:: What you are asked to do ::
Gather from the listing below each line that includes the word "plan", and copy it.

:: Records provided ::
■ ■ ■ ■ ■

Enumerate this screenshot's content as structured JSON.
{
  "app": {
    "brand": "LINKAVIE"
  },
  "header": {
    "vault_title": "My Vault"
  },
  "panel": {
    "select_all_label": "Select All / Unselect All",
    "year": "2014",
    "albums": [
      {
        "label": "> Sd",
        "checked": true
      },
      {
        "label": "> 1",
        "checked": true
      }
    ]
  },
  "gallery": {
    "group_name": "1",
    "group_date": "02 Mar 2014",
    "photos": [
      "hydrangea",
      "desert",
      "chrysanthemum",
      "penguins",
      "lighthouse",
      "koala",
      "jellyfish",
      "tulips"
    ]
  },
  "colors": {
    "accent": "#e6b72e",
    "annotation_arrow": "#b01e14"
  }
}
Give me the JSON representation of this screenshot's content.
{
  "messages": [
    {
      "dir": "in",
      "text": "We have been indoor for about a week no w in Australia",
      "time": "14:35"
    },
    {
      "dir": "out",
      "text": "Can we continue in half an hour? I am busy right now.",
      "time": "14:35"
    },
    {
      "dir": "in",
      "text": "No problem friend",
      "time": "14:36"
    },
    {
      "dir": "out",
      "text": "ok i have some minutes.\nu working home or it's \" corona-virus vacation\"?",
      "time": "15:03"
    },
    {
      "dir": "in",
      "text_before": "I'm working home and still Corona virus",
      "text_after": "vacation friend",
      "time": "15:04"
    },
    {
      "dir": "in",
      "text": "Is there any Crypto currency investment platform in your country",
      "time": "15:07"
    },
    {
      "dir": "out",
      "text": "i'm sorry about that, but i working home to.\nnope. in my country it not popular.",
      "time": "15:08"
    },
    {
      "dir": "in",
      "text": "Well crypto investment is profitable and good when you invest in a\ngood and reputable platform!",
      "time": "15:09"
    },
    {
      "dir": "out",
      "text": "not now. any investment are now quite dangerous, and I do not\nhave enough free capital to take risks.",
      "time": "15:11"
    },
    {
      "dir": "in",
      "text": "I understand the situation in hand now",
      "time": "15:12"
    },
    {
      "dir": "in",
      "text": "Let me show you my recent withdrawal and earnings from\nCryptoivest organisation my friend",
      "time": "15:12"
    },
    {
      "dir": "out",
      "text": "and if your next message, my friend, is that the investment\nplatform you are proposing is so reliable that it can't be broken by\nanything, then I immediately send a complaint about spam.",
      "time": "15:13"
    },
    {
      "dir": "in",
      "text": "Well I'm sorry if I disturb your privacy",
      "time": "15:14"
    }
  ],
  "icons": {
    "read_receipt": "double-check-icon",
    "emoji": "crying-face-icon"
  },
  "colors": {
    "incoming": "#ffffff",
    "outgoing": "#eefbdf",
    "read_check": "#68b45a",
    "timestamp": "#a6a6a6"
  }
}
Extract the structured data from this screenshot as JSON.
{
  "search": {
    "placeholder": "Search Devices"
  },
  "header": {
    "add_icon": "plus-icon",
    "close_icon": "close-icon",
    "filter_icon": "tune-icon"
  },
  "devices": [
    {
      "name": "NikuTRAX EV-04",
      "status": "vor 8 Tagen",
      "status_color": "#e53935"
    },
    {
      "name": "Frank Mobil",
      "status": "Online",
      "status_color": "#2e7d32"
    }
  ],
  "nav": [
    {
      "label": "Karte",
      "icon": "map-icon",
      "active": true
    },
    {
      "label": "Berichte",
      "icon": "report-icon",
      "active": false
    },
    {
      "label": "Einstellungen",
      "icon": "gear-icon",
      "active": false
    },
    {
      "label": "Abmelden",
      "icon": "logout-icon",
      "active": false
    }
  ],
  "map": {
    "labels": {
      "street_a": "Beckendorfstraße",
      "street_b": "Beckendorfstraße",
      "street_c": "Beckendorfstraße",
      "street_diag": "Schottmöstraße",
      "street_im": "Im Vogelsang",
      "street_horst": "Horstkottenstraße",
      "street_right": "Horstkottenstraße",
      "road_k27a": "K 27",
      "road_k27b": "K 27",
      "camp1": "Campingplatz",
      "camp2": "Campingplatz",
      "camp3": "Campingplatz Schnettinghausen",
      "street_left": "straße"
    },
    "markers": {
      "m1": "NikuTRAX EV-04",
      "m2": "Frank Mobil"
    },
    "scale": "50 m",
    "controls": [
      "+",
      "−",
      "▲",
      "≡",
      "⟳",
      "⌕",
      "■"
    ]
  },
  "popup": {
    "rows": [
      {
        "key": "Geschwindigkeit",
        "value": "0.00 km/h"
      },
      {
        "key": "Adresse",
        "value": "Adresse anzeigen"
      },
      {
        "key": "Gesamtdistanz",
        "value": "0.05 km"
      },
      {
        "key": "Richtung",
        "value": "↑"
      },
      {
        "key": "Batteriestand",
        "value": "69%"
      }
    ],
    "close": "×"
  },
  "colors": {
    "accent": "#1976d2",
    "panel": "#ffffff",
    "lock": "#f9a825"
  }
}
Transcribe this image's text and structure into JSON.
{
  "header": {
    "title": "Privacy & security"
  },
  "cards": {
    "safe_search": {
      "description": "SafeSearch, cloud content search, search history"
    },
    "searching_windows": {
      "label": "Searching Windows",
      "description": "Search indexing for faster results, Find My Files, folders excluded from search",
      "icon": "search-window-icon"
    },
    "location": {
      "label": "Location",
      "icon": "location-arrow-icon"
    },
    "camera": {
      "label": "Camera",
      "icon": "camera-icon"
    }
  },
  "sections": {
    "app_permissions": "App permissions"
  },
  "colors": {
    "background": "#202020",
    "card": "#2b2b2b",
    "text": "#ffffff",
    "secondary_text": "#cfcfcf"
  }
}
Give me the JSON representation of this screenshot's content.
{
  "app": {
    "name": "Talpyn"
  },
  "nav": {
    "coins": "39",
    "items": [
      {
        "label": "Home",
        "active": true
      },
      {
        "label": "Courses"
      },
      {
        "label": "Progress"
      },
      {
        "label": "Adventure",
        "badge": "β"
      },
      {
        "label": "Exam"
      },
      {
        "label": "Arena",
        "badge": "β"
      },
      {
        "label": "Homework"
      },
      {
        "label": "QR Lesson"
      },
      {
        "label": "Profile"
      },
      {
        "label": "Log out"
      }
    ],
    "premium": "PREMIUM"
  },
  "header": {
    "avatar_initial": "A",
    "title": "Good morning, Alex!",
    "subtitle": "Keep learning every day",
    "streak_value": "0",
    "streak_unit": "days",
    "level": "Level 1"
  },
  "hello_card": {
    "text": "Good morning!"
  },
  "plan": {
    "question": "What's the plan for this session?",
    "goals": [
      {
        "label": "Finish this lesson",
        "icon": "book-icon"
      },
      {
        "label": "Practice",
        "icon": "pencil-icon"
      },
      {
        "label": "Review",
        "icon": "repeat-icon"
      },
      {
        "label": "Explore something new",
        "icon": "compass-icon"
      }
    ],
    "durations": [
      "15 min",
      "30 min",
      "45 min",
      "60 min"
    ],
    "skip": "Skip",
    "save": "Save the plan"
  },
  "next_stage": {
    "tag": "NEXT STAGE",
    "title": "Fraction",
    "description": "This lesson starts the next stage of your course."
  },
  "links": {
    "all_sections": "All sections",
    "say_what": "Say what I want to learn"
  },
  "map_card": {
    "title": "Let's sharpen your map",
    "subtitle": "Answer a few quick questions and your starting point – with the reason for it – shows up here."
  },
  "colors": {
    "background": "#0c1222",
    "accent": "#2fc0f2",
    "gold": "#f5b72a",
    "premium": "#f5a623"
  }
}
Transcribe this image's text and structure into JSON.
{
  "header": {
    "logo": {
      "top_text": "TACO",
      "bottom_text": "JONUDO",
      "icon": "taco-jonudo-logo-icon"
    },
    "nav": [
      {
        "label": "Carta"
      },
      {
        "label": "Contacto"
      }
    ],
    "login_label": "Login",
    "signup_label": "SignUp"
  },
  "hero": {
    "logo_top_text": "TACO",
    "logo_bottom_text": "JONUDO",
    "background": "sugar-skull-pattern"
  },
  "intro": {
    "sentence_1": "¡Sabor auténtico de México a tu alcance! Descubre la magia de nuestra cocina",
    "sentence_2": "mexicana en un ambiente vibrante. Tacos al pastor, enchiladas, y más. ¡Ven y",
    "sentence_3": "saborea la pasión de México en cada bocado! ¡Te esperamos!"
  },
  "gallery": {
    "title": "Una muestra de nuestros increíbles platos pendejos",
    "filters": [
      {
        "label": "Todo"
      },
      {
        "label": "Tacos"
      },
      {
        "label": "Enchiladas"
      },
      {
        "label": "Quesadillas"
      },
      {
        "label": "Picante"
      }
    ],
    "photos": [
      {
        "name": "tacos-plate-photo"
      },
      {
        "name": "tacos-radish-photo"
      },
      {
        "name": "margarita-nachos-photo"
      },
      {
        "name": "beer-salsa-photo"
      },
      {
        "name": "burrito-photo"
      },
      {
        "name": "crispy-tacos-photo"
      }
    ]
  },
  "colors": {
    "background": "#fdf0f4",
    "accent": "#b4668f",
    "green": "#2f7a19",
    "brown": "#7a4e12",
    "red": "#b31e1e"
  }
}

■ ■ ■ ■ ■

:: Exercise result ::
  "plan": {
    "question": "What's the plan for this session?",
    "save": "Save the plan"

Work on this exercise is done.